Below are some records; reproduce every one of them exactly.

# # #

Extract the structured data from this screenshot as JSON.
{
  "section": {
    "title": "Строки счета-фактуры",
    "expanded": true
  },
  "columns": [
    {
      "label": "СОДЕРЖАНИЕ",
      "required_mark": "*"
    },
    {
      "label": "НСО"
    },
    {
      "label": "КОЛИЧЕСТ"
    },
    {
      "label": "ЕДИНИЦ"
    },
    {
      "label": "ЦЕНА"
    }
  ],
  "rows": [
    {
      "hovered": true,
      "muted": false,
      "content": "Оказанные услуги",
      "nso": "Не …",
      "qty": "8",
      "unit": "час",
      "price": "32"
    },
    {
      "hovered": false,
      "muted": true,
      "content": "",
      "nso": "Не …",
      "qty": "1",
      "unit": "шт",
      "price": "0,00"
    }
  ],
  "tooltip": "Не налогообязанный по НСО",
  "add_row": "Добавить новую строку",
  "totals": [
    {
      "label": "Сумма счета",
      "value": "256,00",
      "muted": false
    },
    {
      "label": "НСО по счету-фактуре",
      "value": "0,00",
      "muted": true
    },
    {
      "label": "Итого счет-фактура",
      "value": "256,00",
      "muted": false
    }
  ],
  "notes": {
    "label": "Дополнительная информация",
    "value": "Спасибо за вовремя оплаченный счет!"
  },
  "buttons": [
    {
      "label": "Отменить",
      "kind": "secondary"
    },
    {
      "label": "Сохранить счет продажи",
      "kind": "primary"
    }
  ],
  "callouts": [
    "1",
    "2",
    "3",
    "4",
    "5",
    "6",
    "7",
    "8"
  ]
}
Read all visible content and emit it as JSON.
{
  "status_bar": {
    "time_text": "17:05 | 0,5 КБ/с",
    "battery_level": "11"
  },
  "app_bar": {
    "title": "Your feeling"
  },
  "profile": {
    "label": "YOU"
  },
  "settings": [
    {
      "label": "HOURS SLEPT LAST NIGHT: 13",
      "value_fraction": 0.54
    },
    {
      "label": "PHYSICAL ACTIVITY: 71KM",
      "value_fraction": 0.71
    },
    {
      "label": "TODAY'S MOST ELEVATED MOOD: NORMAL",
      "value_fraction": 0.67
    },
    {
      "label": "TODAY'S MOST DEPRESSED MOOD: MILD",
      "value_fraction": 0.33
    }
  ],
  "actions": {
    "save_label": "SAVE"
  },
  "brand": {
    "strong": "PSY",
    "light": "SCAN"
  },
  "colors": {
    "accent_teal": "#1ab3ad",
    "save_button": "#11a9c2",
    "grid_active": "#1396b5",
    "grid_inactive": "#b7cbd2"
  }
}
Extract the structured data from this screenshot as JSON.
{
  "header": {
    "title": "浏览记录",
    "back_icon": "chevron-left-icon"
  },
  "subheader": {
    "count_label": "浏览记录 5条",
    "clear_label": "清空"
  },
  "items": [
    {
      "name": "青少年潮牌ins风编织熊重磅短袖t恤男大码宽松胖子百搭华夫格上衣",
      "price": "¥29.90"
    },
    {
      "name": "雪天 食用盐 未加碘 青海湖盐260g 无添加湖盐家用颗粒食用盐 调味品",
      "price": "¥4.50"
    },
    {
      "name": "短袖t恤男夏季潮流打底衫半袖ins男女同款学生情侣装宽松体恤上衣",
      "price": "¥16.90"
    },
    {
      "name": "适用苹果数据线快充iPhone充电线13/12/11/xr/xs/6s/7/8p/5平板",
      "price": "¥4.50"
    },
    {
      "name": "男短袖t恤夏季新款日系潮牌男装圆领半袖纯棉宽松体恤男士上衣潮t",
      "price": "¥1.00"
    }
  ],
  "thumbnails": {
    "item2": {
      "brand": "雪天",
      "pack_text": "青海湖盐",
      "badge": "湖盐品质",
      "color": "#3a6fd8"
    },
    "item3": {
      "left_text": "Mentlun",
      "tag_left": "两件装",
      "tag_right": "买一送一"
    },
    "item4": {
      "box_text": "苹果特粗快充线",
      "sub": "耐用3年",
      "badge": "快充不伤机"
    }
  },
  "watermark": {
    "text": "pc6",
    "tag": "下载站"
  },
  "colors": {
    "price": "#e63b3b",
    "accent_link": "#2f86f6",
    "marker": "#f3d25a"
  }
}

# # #

Exercise result
Extract the structured data from this screenshot as JSON.
{
  "section": {
    "title": "Строки счета-фактуры",
    "expanded": true
  },
  "columns": [
    {
      "label": "СОДЕРЖАНИЕ",
      "required_mark": "*"
    },
    {
      "label": "НСО"
    },
    {
      "label": "КОЛИЧЕСТ"
    },
    {
      "label": "ЕДИНИЦ"
    },
    {
      "label": "ЦЕНА"
    }
  ],
  "rows": [
    {
      "hovered": true,
      "muted": false,
      "content": "Оказанные услуги",
      "nso": "Не …",
      "qty": "8",
      "unit": "час",
      "price": "32"
    },
    {
      "hovered": false,
      "muted": true,
      "content": "",
      "nso": "Не …",
      "qty": "1",
      "unit": "шт",
      "price": "0,00"
    }
  ],
  "tooltip": "Не налогообязанный по НСО",
  "add_row": "Добавить новую строку",
  "totals": [
    {
      "label": "Сумма счета",
      "value": "256,00",
      "muted": false
    },
    {
      "label": "НСО по счету-фактуре",
      "value": "0,00",
      "muted": true
    },
    {
      "label": "Итого счет-фактура",
      "value": "256,00",
      "muted": false
    }
  ],
  "notes": {
    "label": "Дополнительная информация",
    "value": "Спасибо за вовремя оплаченный счет!"
  },
  "buttons": [
    {
      "label": "Отменить",
      "kind": "secondary"
    },
    {
      "label": "Сохранить счет продажи",
      "kind": "primary"
    }
  ],
  "callouts": [
    "1",
    "2",
    "3",
    "4",
    "5",
    "6",
    "7",
    "8"
  ]
}
Read all visible content and emit it as JSON.
{
  "status_bar": {
    "time_text": "17:05 | 0,5 КБ/с",
    "battery_level": "11"
  },
  "app_bar": {
    "title": "Your feeling"
  },
  "profile": {
    "label": "YOU"
  },
  "settings": [
    {
      "label": "HOURS SLEPT LAST NIGHT: 13",
      "value_fraction": 0.54
    },
    {
      "label": "PHYSICAL ACTIVITY: 71KM",
      "value_fraction": 0.71
    },
    {
      "label": "TODAY'S MOST ELEVATED MOOD: NORMAL",
      "value_fraction": 0.67
    },
    {
      "label": "TODAY'S MOST DEPRESSED MOOD: MILD",
      "value_fraction": 0.33
    }
  ],
  "actions": {
    "save_label": "SAVE"
  },
  "brand": {
    "strong": "PSY",
    "light": "SCAN"
  },
  "colors": {
    "accent_teal": "#1ab3ad",
    "save_button": "#11a9c2",
    "grid_active": "#1396b5",
    "grid_inactive": "#b7cbd2"
  }
}
Extract the structured data from this screenshot as JSON.
{
  "header": {
    "title": "浏览记录",
    "back_icon": "chevron-left-icon"
  },
  "subheader": {
    "count_label": "浏览记录 5条",
    "clear_label": "清空"
  },
  "items": [
    {
      "name": "青少年潮牌ins风编织熊重磅短袖t恤男大码宽松胖子百搭华夫格上衣",
      "price": "¥29.90"
    },
    {
      "name": "雪天 食用盐 未加碘 青海湖盐260g 无添加湖盐家用颗粒食用盐 调味品",
      "price": "¥4.50"
    },
    {
      "name": "短袖t恤男夏季潮流打底衫半袖ins男女同款学生情侣装宽松体恤上衣",
      "price": "¥16.90"
    },
    {
      "name": "适用苹果数据线快充iPhone充电线13/12/11/xr/xs/6s/7/8p/5平板",
      "price": "¥4.50"
    },
    {
      "name": "男短袖t恤夏季新款日系潮牌男装圆领半袖纯棉宽松体恤男士上衣潮t",
      "price": "¥1.00"
    }
  ],
  "thumbnails": {
    "item2": {
      "brand": "雪天",
      "pack_text": "青海湖盐",
      "badge": "湖盐品质",
      "color": "#3a6fd8"
    },
    "item3": {
      "left_text": "Mentlun",
      "tag_left": "两件装",
      "tag_right": "买一送一"
    },
    "item4": {
      "box_text": "苹果特粗快充线",
      "sub": "耐用3年",
      "badge": "快充不伤机"
    }
  },
  "watermark": {
    "text": "pc6",
    "tag": "下载站"
  },
  "colors": {
    "price": "#e63b3b",
    "accent_link": "#2f86f6",
    "marker": "#f3d25a"
  }
}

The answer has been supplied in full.